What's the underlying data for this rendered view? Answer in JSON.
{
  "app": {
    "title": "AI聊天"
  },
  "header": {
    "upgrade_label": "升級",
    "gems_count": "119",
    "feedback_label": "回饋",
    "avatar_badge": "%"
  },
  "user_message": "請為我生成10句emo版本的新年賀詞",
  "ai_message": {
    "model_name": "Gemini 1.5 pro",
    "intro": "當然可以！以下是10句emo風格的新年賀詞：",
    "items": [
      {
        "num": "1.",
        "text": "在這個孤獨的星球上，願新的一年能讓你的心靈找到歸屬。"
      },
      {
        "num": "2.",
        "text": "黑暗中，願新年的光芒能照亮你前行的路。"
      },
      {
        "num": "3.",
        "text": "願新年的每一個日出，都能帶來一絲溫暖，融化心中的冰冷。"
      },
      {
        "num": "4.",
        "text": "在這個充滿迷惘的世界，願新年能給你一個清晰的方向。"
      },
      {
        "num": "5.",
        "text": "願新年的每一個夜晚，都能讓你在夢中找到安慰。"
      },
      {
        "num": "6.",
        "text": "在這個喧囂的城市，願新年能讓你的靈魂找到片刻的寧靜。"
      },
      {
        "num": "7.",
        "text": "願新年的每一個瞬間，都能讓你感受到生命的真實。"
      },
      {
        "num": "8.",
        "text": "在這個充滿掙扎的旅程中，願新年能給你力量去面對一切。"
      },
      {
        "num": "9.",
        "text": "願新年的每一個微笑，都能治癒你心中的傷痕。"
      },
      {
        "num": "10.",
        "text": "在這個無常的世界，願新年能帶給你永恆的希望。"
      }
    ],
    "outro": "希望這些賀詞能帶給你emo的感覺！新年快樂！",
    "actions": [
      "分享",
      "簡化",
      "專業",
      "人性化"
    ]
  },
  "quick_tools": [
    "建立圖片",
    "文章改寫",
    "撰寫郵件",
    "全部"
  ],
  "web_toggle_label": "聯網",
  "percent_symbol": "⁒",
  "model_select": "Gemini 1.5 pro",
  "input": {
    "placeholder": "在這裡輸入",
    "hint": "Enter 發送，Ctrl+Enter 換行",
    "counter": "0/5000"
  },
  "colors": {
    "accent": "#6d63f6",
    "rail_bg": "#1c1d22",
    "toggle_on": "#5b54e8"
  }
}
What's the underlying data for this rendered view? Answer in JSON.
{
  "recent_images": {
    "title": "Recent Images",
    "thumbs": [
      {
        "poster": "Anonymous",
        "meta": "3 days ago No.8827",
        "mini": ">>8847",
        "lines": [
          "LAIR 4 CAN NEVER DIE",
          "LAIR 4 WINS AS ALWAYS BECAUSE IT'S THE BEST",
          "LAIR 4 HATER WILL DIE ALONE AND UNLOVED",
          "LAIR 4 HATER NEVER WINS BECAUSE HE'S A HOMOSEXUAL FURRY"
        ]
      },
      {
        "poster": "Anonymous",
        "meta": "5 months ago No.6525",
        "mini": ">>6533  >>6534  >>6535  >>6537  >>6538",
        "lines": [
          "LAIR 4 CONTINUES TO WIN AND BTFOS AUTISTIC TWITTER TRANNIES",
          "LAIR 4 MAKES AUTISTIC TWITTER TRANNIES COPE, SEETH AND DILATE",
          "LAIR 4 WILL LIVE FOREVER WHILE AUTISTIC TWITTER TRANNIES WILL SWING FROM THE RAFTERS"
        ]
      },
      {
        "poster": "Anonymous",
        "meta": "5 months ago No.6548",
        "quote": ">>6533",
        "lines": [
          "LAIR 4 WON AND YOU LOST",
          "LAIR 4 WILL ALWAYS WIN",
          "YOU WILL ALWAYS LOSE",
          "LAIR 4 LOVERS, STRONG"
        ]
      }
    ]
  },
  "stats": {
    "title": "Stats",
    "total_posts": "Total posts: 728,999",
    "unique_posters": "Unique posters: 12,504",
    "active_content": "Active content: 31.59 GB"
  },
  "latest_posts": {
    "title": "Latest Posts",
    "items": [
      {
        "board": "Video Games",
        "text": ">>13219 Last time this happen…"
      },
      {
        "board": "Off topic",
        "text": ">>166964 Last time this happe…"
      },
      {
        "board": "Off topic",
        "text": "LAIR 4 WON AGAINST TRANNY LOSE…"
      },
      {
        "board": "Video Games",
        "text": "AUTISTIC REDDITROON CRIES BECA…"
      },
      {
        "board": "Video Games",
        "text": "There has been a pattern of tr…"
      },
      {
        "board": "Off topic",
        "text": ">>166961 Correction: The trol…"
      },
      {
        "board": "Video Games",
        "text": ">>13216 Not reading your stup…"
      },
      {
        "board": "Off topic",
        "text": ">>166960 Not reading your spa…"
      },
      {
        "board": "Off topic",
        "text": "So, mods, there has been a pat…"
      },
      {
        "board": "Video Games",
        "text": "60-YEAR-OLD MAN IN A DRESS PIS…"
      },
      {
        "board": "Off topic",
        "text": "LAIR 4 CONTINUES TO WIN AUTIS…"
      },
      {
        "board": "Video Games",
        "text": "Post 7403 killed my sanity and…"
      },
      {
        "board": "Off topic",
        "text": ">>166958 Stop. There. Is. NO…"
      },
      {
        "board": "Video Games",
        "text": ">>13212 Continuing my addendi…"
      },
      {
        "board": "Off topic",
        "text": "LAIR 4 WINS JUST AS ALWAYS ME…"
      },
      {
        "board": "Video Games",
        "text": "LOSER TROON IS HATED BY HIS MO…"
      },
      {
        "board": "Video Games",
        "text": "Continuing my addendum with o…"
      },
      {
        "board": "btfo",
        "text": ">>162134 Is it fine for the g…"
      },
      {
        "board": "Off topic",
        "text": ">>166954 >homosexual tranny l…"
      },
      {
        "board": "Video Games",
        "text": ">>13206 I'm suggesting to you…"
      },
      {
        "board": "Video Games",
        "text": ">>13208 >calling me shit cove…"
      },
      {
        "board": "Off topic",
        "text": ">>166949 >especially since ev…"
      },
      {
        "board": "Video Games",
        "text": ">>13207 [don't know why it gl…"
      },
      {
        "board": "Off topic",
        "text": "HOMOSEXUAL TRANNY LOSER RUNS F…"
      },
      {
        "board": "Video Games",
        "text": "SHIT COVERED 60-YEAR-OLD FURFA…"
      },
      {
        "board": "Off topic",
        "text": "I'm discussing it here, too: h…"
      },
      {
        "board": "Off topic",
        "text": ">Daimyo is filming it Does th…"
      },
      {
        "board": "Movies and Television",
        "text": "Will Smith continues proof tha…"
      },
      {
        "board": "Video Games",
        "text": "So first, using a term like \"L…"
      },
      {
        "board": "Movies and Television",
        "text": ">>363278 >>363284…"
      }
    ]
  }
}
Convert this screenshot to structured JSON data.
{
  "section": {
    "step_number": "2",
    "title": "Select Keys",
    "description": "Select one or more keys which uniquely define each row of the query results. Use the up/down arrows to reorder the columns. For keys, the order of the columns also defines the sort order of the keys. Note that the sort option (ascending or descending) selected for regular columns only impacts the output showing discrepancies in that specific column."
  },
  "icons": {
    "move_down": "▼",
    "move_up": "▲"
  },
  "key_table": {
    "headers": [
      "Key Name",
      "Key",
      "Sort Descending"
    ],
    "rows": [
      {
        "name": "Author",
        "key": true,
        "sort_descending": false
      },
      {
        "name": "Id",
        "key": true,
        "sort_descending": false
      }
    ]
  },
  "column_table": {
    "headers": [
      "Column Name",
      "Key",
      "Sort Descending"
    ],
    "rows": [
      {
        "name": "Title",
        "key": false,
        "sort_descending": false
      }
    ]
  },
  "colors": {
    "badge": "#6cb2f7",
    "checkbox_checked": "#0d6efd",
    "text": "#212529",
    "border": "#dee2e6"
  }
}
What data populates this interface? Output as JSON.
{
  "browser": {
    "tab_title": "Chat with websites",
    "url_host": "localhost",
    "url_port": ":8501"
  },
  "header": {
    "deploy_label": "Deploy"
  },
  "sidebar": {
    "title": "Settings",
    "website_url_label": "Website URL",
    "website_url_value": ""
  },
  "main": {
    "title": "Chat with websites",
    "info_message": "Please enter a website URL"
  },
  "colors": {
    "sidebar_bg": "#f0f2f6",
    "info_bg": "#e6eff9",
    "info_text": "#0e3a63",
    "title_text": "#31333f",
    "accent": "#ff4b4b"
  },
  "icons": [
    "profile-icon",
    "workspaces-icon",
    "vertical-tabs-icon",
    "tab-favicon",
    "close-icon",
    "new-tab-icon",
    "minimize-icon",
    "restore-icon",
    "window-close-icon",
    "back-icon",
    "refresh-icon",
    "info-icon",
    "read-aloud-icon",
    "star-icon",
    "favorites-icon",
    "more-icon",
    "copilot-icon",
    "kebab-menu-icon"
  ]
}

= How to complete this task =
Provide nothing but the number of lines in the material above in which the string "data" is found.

= Answer to the exercise =
4